Week 6: A Great Time to Return to Work
by Sharon Tjaden-Glass
It’s no secret that parental leave in the United States blows big time. Until now, the most our government has been able to approve is the Family Medical Leave Act (1993), which guarantees that employees won’t lose their jobs while they take up to 12 weeks of unpaid medical leave related to family responsibilities, which can include giving birth.
Hard-line Republicans would say that government has no business in providing paid leave to its citizens, regardless of the reason. That’s simply not the role of government. We don’t want to become a “nanny-state,” do we?
And why should workers be paid when they’re not working? Says the hard-nosed capitalist who views human beings solely as workers, completely divorced of any human attachment that might decrease their productivity.
In her book, “O
(Sorry, just needed to spend 40 minutes feeding and soothing a baby. Ahem.)
In her book, Overwhelmed: Work, Love, and Play When No One Has the Time, Brigid Schulte describes capitalism’s “ideal worker” as
“…freed from all home duties, [he] devotes himself completely to the workplace. He is a face-time warrior, the first one in in the morning and the last to leave at night. He is rarely sick. Never takes a vacation, or brings work along if he does. The ideal worker can jump on a plane whenever the boss asks because someone else is responsible for getting the kids off to school or attending the preschool play… So tied to the job is the ideal worker that he works endless hours, even if it costs him his health and his family” (p. 77).
Obviously, there is no room in this ideal worker for care-taking. Also, this ideal worker is decidedly male.
Maybe we should neither be surprised or dismayed by this. After all, we have a capitalist economy. But pure capitalism won’t survive, my friend. Pure capitalism is calculating, cold, and ultimately cruel. If we all adhere purely to capitalism, there would be no more room for care-taking of any kind.
As long as we don’t see our country longitudinally, we’re fine. As long as only the present matters, we’re fine.
After all, pure capitalism can make a generation great.
But the generation that came before and the generation that comes after will suffer for it.
As long as our country doesn’t need to a future, capitalism is splendid.
But back to parental
(Sorry, had to rock a screaming baby to sleep once again. Also, I had a bowl of Grapenuts with one hand while holding the pacifier in the baby’s mouth with the other hand. Also, Terminator Genisys is playing in the background. I’m missing a lot of the plot points, but it doesn’t seem to matter. And for as much as I like Emilia Clarke as Daenerys, I’m not crazy about her in this movie.)

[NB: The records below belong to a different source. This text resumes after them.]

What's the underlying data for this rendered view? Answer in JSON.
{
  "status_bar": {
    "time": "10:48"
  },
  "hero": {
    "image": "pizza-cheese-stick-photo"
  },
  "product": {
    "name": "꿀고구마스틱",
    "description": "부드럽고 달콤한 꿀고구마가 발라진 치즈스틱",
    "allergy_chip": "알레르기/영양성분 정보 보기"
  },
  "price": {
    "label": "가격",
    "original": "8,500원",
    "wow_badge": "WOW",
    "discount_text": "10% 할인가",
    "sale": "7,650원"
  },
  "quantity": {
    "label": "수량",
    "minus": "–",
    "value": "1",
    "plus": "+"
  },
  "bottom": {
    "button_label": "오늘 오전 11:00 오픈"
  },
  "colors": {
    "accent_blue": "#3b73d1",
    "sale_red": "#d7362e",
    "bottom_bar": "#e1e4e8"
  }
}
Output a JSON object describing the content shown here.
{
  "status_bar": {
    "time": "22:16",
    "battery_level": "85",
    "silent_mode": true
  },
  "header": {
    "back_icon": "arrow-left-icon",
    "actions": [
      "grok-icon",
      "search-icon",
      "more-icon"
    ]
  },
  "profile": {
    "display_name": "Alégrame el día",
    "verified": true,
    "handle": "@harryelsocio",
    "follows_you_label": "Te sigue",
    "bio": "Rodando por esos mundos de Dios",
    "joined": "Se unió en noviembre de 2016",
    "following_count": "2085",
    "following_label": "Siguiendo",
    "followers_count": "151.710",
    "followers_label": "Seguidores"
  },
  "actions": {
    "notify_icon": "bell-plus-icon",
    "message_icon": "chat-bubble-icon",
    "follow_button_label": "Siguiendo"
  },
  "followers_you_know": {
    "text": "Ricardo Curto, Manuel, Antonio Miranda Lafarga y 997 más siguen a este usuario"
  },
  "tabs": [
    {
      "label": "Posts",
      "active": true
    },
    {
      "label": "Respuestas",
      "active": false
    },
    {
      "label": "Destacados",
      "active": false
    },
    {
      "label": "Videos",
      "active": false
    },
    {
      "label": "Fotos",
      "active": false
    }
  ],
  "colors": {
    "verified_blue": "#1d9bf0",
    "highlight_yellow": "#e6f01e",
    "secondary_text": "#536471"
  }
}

Let me summarize my rambling, because this was supposed to be a post about the lack of parental leave in this country.
What I’m saying is that our country’s capitalistic view of screw-your-need-for-parental-leave-there’s-nothing-in-it-for-the-company is dangerously short-sighted.
But, in fact, there is something in it for the company.
A future, healthy, educated workforce to do their future, highly-skilled jobs.
People like this don’t just grow out of the ground.
They start as babies. Cared for by tired, invisible, and underappreciated hands. Mostly by mothers who have either dropped out of the workplace or are pausing their careers as they take time off to give birth and provide care.
They start as children. Educated by underpaid, overworked teachers.
They end as old people. Cared for, once again, by tired, invisible, and underappreciated hands. Sometimes by their children. Sometimes, by nursing homes, where the care-takers make a few dollars more than minimum wage.
This care-taking is work, even if it is done with love.
It’s work that is done behind the scenes.
It’s work that creates the pedestal on which the Ideal Worker stands.
Now, excuse me, the baby is crying again.